It must be used for more than just data collection, even if this simplifies the most pressing issue. It must be about fleshing out (perhaps literally) the human condition, including our abilities, capacities, preferences, and functional configurations. Given the extreme range of our lived stories and corporeal representations — from the most blissful, ecstatic, joyous, and satisfying to the utterly dark, brutal, evil-incarnate, and arguably soulless expressions — it is impossible to deny that whatever the greater purpose, it is beyond our emotional, cognitive, and psychological quantification and comprehension. At the same time, it is intrinsic in a fruitful earthbound experience to appreciate the small things, to hear music in the wind, to find life in the sunshine, and to be grateful when giving and receiving something as fleeting and intangible yet unquestionable as love.

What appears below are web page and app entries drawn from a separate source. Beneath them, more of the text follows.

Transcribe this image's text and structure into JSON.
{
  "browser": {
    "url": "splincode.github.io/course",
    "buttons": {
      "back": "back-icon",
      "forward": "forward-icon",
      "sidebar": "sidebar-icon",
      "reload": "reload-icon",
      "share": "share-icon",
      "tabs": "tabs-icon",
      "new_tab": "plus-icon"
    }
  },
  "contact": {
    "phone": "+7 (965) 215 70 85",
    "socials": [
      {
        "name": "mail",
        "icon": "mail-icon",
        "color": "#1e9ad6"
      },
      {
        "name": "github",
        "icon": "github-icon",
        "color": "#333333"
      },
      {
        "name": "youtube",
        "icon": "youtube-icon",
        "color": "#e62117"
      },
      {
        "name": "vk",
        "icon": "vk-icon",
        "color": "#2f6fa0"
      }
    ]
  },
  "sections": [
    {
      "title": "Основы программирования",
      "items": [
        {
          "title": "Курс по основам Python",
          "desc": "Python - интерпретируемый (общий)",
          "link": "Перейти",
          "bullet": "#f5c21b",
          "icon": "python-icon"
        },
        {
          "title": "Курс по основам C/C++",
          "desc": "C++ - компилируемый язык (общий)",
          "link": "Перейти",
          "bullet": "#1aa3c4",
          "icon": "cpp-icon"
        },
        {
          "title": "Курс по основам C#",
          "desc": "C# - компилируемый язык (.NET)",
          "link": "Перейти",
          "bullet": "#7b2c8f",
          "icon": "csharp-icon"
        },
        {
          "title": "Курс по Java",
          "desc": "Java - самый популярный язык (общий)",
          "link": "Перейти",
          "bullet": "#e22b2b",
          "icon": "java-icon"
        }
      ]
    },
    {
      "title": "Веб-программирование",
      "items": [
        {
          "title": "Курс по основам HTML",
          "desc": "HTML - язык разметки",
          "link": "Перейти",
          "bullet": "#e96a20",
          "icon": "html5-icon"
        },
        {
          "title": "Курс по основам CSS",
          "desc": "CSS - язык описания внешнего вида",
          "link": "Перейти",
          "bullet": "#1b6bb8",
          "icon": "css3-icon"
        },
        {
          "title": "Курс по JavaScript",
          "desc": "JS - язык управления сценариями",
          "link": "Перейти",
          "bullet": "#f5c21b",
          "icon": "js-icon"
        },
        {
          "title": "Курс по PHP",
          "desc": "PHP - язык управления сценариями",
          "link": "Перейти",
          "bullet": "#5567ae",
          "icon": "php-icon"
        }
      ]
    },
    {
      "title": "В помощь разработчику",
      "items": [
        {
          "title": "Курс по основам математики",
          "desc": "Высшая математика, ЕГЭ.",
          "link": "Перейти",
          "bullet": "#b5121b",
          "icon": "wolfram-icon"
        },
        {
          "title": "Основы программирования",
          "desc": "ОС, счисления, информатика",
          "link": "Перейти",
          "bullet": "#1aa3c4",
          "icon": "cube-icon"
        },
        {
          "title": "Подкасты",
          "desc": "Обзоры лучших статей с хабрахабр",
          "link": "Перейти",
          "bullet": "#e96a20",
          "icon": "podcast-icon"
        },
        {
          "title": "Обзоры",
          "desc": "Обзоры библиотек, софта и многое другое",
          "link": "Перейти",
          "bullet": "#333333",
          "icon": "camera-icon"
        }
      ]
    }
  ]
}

Everything we believe in, are passionate about, and feel compelled to protect appears to have a natural or simulated opposite. How could this be? Extreme opposites influence every aspect of human expression, understanding, perspective, and experience. Many of us, including those reading this article right now, use a handheld device, laptop, or desktop computer. We’ve come to rely on networks and connectivity, as well as technology that provides us with ubiquitous and unrestricted access. We value this quality of life and consider it essential to human achievement and progress. How different would your human journey be if you grew up spending the majority of your time in nature, with no or limited access to technology, television, movies, the internet, flashy magazines, or popular books? Is this seemingly simple life any less valuable? Obviously not.

While we have been asking questions such as “Why are we here?” and “What is the meaning of life?” since time immemorial, the true nature of All That This Is has proven difficult to unravel or grasp, despite our best efforts. Every interpretation, description, and conclusion about the whats, whys, and hows of this realm has been defended, debated, and supported by both historical and contemporary evidence and observations. Of course, these fundamental truths evolve and adapt over time. And, as Walter Russell said, “Whenever new knowledge of a transforming nature permeates the race, the standard of world culture rises.” However, that being the expectation, it is clear that there are influences and interests — perhaps ancient and well-versed in the nature of this realm — that inject or effect purposeful distortions and misleading or entirely fabricated evidence along the way in order to delay, dissuade, or otherwise impede social, cultural, ontological, or philosophical advancement. And, as previously stated, it appears that we, as a collective or even as a civilization, can only progress so far along any of these trajectories before the rules change, destructive and cataclysmic events occur, or we are invariably guided once more toward localized, regional, or widespread self-annihilation.

It’s possible that the true nature of this realm is as presented, and that any interpretation is only as useful and meaningful as the language, epistemology, and philosophy used to explain it. We may be both actors and orchestrators of everything that moves, motivates, creates, and, inevitably, destroys. If we are the arbiters who must, by design, define these counter-forces and dualistic balancing acts, who am I to have any preconceived notions about the lightness or darkness of anything I have personally experienced or interpreted another to have?

Whether we’re nearing the terminus of a major or minor cycle, we cannot presume to know what is an ending, or merely another beginning. Therefore, as it is essential on the path to one’s awakening, nothing in or of this world should be given too much consideration or significance, as it would appear that everything about this place is somewhat perfunctory and short-lived. Harold Percival said, “Consciousness is the ultimate Reality; compared with it, all else is illusion.” Therefore, I would submit that this illusory reality is, in fact, a game of consciousness, and we should frequently remind ourselves of that. In my opinion, what is real exists elsewhere or is intangible, incomparable, uncompromising, and free.

It is, and you are, therefore, immortal.

Love your life.

. . .

Listen to “Indigo